By Dave Core for Pipeline Observer Newsletter

TC Energy is the latest pipeline company to talk about selling equity to First Nations groups.

In January reports circulated saying the Nova Gas Transmission line would be opened to investment by Indigenous groups.

Last year Enbridge CEO Greg Ebel also announced his company’s infrastructure should become Indigenous owned.

This follows word for years now that the nearly completed Transmountain Expansion project (TMX) would be “acquired” by First Nations groups along the corridor and perhaps from across the country.

CAEPLA called this trend in the last edition of the Pipeline Observer newsletter.

The trend is clear. Canadian pipeline companies are divesting themselves of infrastructure.

The plan is, offload pipe to Indigenous groups in Canada, focus on operations in this country, and concentrate on their more promising properties in the United States.

And if you are a Canadian pipeline landowner, this trend is not your friend.

The general consensus on the part of pipeline companies, First Nations groups, governments and their regulators is, this is happening and will be financed by taxpayers.

Enbridge’s Ebel is lobbying Ottawa to issue loan guarantees for First Nations groups to pay for the acquisitions.

I am prepared to call it now: Ebel will get his way.

This is a done deal.

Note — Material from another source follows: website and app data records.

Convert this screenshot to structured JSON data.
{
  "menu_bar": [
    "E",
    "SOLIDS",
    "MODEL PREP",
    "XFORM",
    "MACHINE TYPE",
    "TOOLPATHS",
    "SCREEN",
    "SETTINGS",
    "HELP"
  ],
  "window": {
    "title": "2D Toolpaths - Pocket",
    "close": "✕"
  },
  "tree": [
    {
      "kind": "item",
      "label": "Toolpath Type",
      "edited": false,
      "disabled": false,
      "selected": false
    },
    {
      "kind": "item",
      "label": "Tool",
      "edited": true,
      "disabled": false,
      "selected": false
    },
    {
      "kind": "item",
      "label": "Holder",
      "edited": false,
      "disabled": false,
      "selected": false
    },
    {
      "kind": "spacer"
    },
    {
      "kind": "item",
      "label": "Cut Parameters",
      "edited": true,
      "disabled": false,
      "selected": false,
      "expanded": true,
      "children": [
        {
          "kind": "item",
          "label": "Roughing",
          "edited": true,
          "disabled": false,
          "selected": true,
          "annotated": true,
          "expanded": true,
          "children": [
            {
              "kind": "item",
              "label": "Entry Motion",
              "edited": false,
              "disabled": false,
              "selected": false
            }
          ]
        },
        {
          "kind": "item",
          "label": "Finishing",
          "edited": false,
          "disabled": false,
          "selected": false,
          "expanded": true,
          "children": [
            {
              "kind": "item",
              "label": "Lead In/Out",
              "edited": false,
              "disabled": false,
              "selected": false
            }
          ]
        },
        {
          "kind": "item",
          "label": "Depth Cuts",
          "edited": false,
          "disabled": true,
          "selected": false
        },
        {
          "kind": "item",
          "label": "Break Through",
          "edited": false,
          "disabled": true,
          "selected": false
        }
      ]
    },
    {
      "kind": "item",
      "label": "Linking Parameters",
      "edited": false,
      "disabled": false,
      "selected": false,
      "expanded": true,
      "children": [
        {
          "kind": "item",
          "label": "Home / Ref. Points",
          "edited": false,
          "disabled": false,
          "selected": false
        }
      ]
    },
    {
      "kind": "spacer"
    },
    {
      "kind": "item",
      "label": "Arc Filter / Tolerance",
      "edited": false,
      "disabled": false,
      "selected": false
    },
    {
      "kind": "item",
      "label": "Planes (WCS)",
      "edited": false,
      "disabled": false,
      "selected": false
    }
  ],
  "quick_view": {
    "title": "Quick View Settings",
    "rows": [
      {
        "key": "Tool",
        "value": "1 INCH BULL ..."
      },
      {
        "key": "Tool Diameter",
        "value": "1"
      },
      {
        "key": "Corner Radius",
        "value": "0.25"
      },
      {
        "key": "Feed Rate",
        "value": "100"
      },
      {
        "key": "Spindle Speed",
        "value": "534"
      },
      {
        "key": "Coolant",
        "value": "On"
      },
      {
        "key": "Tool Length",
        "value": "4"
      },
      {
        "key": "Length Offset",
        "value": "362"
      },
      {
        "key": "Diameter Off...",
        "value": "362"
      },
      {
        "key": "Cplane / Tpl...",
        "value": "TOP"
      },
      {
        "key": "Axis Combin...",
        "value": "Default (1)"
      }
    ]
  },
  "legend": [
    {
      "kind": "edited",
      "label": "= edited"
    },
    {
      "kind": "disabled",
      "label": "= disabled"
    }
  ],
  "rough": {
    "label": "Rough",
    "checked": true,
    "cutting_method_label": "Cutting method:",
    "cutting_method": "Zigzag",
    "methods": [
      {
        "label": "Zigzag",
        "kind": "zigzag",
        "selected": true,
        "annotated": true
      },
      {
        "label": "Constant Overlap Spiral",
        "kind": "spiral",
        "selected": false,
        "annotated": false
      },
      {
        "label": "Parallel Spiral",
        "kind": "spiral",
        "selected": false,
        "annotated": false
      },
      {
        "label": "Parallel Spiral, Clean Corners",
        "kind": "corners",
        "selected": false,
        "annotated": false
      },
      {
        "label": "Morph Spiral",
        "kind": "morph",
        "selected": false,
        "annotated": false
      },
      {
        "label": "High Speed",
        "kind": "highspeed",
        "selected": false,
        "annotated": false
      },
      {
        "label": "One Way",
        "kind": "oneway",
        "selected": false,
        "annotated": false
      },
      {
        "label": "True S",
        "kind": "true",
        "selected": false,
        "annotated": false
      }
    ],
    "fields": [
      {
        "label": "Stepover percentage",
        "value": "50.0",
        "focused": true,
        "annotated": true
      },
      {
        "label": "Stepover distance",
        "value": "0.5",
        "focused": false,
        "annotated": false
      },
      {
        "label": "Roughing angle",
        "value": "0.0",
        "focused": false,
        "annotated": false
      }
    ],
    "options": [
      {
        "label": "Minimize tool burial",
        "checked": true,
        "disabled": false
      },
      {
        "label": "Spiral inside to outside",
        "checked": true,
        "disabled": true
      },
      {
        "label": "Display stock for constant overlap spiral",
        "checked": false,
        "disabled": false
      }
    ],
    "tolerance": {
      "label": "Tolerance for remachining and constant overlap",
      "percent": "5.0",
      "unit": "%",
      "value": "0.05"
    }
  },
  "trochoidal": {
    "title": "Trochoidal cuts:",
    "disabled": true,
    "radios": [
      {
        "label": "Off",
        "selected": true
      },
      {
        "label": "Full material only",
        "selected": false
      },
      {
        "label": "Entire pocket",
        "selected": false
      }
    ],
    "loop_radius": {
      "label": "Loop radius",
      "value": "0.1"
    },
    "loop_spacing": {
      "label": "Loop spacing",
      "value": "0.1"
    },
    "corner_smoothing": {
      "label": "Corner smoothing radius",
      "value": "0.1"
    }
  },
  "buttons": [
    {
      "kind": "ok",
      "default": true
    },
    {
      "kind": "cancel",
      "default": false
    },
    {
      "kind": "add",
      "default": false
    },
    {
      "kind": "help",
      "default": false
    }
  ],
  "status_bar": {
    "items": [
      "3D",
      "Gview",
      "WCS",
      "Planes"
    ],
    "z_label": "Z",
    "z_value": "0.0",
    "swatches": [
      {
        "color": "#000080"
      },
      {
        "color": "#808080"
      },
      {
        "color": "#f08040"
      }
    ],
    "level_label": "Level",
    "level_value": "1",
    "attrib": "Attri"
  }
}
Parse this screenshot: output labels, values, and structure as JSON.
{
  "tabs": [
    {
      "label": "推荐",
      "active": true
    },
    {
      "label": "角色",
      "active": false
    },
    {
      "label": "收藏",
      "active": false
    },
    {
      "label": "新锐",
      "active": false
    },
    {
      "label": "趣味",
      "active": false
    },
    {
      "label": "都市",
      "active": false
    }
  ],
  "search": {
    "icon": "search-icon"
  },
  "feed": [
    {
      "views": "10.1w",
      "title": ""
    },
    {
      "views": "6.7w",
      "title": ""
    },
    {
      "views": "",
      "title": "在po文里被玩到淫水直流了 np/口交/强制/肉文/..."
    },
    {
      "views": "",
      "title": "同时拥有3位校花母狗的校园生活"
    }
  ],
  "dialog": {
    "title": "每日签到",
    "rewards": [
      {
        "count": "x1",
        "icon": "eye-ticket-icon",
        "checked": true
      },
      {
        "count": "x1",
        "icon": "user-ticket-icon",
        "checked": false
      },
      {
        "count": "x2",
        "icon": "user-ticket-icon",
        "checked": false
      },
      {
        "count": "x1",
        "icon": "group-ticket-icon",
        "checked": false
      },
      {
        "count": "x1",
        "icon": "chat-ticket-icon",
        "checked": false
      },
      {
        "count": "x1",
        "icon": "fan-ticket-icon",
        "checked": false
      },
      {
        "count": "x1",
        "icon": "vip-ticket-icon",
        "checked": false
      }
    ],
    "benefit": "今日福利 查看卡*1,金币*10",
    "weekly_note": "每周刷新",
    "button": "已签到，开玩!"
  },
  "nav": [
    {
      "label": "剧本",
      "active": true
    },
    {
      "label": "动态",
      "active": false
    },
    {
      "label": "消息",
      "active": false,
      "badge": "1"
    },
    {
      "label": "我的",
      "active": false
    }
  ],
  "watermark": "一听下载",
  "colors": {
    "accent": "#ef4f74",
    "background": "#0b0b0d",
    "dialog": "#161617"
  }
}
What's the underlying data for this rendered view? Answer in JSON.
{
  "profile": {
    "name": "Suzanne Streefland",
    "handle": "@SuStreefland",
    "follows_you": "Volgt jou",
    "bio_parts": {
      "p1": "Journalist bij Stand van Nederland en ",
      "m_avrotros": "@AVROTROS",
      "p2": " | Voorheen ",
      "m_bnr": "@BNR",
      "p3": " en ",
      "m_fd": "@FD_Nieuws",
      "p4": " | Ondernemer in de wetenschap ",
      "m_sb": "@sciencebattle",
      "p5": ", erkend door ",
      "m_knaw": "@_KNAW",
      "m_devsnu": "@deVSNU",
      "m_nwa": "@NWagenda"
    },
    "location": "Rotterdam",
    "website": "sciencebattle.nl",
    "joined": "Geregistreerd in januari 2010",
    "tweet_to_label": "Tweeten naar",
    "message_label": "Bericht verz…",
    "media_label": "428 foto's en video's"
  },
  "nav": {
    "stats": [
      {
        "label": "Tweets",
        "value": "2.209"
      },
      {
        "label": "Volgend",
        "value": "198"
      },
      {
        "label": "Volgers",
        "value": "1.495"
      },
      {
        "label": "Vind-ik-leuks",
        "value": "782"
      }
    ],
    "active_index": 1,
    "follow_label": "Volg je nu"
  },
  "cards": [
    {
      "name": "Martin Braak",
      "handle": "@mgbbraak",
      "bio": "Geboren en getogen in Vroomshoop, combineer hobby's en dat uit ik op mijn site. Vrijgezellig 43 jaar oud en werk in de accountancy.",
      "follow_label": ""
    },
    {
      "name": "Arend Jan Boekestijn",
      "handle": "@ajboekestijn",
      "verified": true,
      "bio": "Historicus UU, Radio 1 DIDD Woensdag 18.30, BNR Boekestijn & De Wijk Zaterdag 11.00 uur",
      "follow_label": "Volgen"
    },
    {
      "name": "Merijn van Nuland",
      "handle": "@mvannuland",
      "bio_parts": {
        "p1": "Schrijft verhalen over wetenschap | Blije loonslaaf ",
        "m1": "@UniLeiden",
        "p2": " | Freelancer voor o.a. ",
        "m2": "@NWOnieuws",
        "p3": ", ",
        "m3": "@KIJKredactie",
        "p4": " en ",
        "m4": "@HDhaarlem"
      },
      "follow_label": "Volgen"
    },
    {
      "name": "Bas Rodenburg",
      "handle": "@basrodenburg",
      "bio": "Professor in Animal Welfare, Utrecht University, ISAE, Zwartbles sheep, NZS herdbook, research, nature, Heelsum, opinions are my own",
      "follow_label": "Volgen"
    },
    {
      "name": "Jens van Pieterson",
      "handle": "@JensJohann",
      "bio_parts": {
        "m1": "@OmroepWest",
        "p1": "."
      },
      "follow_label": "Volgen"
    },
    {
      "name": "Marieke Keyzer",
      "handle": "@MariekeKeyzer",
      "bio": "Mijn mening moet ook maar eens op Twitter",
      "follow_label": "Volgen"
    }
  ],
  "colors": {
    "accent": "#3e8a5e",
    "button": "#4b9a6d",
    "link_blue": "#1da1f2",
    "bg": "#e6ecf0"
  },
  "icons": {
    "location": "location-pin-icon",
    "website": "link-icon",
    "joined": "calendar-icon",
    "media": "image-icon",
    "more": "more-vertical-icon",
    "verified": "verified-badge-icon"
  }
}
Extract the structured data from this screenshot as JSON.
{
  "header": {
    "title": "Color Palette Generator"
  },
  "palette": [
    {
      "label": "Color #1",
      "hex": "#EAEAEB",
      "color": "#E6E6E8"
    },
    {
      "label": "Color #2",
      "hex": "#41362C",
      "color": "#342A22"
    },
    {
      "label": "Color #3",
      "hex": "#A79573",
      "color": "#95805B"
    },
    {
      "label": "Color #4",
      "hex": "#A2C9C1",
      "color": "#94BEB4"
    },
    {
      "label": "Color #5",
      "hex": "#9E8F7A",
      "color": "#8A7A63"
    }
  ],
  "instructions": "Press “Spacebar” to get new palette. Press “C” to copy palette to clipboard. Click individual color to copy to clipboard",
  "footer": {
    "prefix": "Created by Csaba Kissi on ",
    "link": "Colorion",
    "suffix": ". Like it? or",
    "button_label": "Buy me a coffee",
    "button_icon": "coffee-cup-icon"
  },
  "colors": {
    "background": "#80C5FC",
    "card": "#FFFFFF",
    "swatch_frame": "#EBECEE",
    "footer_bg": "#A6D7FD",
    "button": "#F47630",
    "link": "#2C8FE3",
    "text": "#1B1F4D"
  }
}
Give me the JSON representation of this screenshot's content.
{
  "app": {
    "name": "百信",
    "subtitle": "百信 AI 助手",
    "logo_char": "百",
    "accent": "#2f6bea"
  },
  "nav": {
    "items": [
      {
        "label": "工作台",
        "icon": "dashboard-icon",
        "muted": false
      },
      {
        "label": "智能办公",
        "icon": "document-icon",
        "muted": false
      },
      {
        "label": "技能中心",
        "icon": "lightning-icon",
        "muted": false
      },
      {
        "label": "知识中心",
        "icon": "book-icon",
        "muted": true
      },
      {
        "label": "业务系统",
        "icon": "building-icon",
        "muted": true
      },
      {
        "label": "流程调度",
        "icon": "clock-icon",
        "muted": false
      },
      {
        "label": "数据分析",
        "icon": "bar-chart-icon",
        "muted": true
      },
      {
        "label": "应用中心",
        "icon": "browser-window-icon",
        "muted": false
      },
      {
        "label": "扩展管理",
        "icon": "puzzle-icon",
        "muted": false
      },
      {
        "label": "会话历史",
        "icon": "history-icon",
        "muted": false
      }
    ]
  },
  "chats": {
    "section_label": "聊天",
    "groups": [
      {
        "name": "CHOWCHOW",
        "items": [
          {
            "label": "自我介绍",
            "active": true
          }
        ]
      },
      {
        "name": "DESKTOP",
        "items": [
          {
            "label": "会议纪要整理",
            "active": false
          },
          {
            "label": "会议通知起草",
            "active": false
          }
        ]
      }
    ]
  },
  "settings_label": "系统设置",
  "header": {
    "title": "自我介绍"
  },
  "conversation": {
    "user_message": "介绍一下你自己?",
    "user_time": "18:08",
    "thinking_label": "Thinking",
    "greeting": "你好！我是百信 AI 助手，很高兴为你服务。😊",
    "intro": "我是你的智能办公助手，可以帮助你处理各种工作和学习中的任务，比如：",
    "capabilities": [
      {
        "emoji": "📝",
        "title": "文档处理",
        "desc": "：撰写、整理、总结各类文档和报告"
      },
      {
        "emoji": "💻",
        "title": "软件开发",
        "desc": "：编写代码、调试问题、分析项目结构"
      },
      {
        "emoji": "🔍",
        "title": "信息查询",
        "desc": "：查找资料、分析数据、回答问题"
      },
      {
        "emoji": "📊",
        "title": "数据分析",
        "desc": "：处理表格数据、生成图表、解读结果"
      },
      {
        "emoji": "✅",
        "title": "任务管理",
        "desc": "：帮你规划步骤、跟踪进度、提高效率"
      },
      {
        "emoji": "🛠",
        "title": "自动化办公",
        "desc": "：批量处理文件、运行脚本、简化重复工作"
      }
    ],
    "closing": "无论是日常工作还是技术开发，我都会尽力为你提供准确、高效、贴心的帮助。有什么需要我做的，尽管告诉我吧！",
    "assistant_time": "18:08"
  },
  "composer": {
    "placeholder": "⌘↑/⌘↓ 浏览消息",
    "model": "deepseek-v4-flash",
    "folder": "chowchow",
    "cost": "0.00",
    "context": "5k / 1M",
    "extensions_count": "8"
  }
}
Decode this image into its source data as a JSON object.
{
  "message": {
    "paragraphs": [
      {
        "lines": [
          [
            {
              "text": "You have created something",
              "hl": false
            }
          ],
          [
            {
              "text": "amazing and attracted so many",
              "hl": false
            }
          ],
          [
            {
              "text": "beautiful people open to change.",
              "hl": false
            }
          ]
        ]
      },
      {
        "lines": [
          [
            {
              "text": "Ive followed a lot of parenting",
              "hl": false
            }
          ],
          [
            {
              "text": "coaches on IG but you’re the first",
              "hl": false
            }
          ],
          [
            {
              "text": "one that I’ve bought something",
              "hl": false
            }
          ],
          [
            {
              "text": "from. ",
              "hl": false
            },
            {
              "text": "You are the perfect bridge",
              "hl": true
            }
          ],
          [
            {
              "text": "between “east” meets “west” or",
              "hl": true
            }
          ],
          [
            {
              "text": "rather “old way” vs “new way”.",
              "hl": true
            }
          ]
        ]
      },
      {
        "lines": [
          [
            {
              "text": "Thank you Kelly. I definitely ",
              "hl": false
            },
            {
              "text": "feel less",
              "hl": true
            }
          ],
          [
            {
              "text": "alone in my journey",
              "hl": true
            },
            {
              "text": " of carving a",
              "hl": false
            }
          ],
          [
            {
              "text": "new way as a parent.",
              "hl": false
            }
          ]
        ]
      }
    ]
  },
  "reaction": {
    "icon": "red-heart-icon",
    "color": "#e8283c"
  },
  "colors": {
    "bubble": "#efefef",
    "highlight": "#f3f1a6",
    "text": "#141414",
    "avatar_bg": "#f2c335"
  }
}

Which means that pipeline landowners will soon be hosting First Nations governments and other groups on their farms and ranches.

For years now CAEPLA has been warning that the Canadian Energy Regulator, (CER), has become more of a United Nations agency than an actual energy regulator.

Together with the pipeline companies themselves, they have been advancing the United Nations Declaration on the Rights of Indigenous Peoples (UNDRIP) and the federal government’s Truth and Reconciliation agenda.

As CAEPLA has spelled out numerous times in the pages of the Pipeline Observer and online, this has implications for landowners as Indigenous activists can now piggyback on visits by company employees.

If so much as an arrowhead or bone fragment is found during these visits, your farming operation can be tied down indefinitely.

The bottom line is this: New ownership means new risks for landowners and means a new deal is needed, and soon.

Dave Core is the founder of CAEPLA. He grew up on a farm with pipelines. That, and his early experience helping other pipeline landowners resist expropriation turned Dave into a student and promoter of property rights. Dave has worked in politics, as a poultry farmer, and owned a trucking business. Today he is CAEPLA's Director of Special Projects, and principal at Dave Core & Associates, a consulting firm focused on helping landowners of all kinds solve problems with government, regulators, and corporations.

Pipeline Observer


Landowner-driven, CAEPLA advocates on behalf of farmers, ranchers, and other rural landowners to promote safety and environmental protection through respect for your property rights.